__SUPPLIED ENTRIES__
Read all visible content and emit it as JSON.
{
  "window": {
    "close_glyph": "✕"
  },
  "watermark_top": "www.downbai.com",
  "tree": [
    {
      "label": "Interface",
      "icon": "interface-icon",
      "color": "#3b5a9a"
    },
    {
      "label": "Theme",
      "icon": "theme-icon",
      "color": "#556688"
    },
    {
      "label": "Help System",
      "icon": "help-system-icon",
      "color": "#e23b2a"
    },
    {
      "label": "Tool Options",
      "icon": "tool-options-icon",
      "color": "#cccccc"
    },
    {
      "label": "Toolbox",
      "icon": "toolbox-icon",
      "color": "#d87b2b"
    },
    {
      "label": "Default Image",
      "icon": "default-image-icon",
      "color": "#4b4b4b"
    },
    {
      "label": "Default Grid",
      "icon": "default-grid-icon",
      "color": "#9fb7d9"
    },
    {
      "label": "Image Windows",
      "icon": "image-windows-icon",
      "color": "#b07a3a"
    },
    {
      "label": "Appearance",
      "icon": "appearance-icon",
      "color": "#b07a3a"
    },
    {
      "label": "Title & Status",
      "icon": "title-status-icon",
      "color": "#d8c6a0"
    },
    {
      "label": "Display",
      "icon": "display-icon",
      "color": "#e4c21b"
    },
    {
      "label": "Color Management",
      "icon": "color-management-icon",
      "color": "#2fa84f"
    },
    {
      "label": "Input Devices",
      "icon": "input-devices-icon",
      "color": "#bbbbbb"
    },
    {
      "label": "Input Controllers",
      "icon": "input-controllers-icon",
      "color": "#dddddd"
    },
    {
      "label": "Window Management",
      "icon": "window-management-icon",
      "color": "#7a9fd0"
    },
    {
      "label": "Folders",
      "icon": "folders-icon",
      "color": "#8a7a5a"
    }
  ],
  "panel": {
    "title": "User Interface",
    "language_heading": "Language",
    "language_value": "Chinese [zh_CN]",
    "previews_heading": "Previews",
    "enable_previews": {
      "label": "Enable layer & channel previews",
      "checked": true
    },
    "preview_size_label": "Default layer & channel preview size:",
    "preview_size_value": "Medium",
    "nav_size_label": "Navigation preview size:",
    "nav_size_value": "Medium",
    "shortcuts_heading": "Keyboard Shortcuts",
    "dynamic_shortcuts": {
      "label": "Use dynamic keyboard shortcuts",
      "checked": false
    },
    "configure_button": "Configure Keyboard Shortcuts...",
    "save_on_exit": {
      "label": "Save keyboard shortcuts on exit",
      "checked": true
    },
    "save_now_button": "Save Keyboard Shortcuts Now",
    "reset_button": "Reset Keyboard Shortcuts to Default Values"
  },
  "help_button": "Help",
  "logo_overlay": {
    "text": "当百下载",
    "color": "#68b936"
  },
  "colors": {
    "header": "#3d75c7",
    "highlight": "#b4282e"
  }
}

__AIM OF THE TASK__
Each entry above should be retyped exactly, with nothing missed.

__EXERCISE SOLUTION__
Read all visible content and emit it as JSON.
{
  "window": {
    "close_glyph": "✕"
  },
  "watermark_top": "www.downbai.com",
  "tree": [
    {
      "label": "Interface",
      "icon": "interface-icon",
      "color": "#3b5a9a"
    },
    {
      "label": "Theme",
      "icon": "theme-icon",
      "color": "#556688"
    },
    {
      "label": "Help System",
      "icon": "help-system-icon",
      "color": "#e23b2a"
    },
    {
      "label": "Tool Options",
      "icon": "tool-options-icon",
      "color": "#cccccc"
    },
    {
      "label": "Toolbox",
      "icon": "toolbox-icon",
      "color": "#d87b2b"
    },
    {
      "label": "Default Image",
      "icon": "default-image-icon",
      "color": "#4b4b4b"
    },
    {
      "label": "Default Grid",
      "icon": "default-grid-icon",
      "color": "#9fb7d9"
    },
    {
      "label": "Image Windows",
      "icon": "image-windows-icon",
      "color": "#b07a3a"
    },
    {
      "label": "Appearance",
      "icon": "appearance-icon",
      "color": "#b07a3a"
    },
    {
      "label": "Title & Status",
      "icon": "title-status-icon",
      "color": "#d8c6a0"
    },
    {
      "label": "Display",
      "icon": "display-icon",
      "color": "#e4c21b"
    },
    {
      "label": "Color Management",
      "icon": "color-management-icon",
      "color": "#2fa84f"
    },
    {
      "label": "Input Devices",
      "icon": "input-devices-icon",
      "color": "#bbbbbb"
    },
    {
      "label": "Input Controllers",
      "icon": "input-controllers-icon",
      "color": "#dddddd"
    },
    {
      "label": "Window Management",
      "icon": "window-management-icon",
      "color": "#7a9fd0"
    },
    {
      "label": "Folders",
      "icon": "folders-icon",
      "color": "#8a7a5a"
    }
  ],
  "panel": {
    "title": "User Interface",
    "language_heading": "Language",
    "language_value": "Chinese [zh_CN]",
    "previews_heading": "Previews",
    "enable_previews": {
      "label": "Enable layer & channel previews",
      "checked": true
    },
    "preview_size_label": "Default layer & channel preview size:",
    "preview_size_value": "Medium",
    "nav_size_label": "Navigation preview size:",
    "nav_size_value": "Medium",
    "shortcuts_heading": "Keyboard Shortcuts",
    "dynamic_shortcuts": {
      "label": "Use dynamic keyboard shortcuts",
      "checked": false
    },
    "configure_button": "Configure Keyboard Shortcuts...",
    "save_on_exit": {
      "label": "Save keyboard shortcuts on exit",
      "checked": true
    },
    "save_now_button": "Save Keyboard Shortcuts Now",
    "reset_button": "Reset Keyboard Shortcuts to Default Values"
  },
  "help_button": "Help",
  "logo_overlay": {
    "text": "当百下载",
    "color": "#68b936"
  },
  "colors": {
    "header": "#3d75c7",
    "highlight": "#b4282e"
  }
}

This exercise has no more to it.